Professor Peter Brand: 1923-2016 (1941, Modern & Medieval Languages)
Peter Brand, who has died aged 93, was a distinguished scholar and authority on Italian Renaissance literature. Born in Cambridge in 1923 to Dorothy and Frank, a monotype operator then reader for the University Press, he taught himself Spanish from a picaresque novel he bought on a stall in the Cambridge market. He won a major scholarship to Trinity Hall to read French and Spanish, going up in 1941 as one of only a few State school boys there at the time.
His studies were interrupted by War service: as a student he joined the Air Force in 1941 but had to leave owing to airsickness - which could have saved his life. He was called up to the Army instead in 1943 and was assigned to the Intelligence Corps. After crash courses in Italian and motorbike riding he was posted to Mafia-infested Sicily. Here he served in Field Security Section, securing the Allied advance into Italy by detecting spies and saboteurs recruited by Axis command. Commissioned early in 1945, he then served in Naples in counter-espionage. He took the bus to the Opera twice a week, and his war experiences sparked a lifelong love of Italy and the Italians which changed the whole course of his career.
Peter returned to Cambridge to complete his degree, now in Italian, took a First in 1948 and began his academic career. His doctoral thesis was published in 1957 as Italy and the English Romantics; still a major point of reference for inter-disciplinary studies, it was later followed by major works on Tasso and Ariosto. He was appointed to a lectureship in the University of Cambridge in 1952 and became a Fellow of Trinity Hall in 1957.

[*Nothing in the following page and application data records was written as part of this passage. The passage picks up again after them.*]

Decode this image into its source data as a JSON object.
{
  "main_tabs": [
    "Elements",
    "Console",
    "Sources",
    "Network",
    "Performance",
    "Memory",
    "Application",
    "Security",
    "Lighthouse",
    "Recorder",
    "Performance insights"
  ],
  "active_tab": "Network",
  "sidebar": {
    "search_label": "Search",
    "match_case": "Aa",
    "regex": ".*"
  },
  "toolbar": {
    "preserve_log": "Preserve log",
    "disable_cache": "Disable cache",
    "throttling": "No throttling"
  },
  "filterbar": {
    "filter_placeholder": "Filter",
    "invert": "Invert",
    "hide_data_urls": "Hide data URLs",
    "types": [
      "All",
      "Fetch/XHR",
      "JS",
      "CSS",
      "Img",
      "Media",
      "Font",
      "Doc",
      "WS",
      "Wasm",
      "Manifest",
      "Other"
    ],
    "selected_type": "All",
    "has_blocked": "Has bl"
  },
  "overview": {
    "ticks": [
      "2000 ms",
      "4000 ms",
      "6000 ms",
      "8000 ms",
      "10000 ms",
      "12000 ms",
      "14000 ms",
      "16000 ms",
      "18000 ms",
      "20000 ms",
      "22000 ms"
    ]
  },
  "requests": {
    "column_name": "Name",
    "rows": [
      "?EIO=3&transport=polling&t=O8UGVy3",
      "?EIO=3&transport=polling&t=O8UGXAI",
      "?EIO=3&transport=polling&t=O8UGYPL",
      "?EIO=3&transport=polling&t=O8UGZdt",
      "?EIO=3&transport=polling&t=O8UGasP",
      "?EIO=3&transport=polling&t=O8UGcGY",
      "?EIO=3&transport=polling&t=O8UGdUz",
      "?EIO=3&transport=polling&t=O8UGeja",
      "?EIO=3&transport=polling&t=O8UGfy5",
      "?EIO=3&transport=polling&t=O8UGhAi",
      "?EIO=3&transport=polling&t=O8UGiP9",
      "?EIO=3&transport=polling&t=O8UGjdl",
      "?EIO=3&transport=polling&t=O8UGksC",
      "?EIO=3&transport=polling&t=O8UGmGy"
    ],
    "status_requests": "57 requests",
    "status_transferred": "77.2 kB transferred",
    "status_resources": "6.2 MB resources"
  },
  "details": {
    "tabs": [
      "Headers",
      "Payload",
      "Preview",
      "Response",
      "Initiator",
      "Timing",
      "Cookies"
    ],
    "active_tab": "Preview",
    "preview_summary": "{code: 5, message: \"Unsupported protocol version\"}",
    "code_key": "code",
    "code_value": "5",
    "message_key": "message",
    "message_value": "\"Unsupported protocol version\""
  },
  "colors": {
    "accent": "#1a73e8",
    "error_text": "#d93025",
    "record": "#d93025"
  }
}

In 1966 Peter was appointed to the then quite new Chair of Italian in Edinburgh, which he held from 1966 to 1988. He expanded the Italian department considerably and raised the profile of the subject nationally at a time of general retrenchment in the Humanities. He received a knighthood from the Italian Government in 1975; in 1988 he was raised to the rank of Commendatore al Merito. Serving as Dean of the Faculty of Arts in Edinburgh and later as Vice Principal, he reformed University administration, and took an interest in the raising of teaching standards long before this became topical. He was active for many years in the Modern Humanities Research Association, as Senior Editor of its journal Modern Language Review, and in 1994-5 as its President. He continued writing and publishing long after his retirement in 1988: his last book, Overture to the Opera, an edition of Poliziano's Orfeo and Tasso's Aminta with facing translations and essays, was published 3 years ago at the age of 90, in collaboration with Corinna Salvadori and Richard Andrews.
Peter was married for over 60 years to Gunvor Hellgren, the daughter of Inge Hellgren, a colonel in the Swedish army. He took a strong interest in Swedish culture, learning the language and building (with his own hands and his father-in-law's help) a cottage on a Swedish island for family holidays. He had many memories of College life, especially playing cricket and rugby, and of one very cold winter when he flooded the Fellows' Garden with a hosepipe so that it would freeze and create a skating rink for the Fellowship. Those were less safety-obsessed days!
Catharine Jessop (née Brand)
Honours & appointments
Professor of Italian, University of Edinburgh 1966-1988
Visiting Professor, Cornell University 1970
Dean of the Faculty of Arts, University of Edinburgh
Senior Editor, Modern Language Review
Vice-Principal, University of Edinburgh 1984-1988
Cavaliere Ufficiale della Repubblica Italiana 1975; Commendatore al Merito 1988
Fellow of the British Academy 1990
President, Modern Humanities Research Association 1994-95
Italy and the English Romantics 1957
Torquato Tasso (1965)
Ludovico Ariosto: a preface to the Orlando Furioso (1974)
Cambridge History of Italian Literature (ed)
Writers of Italy series (EUP) (general editor)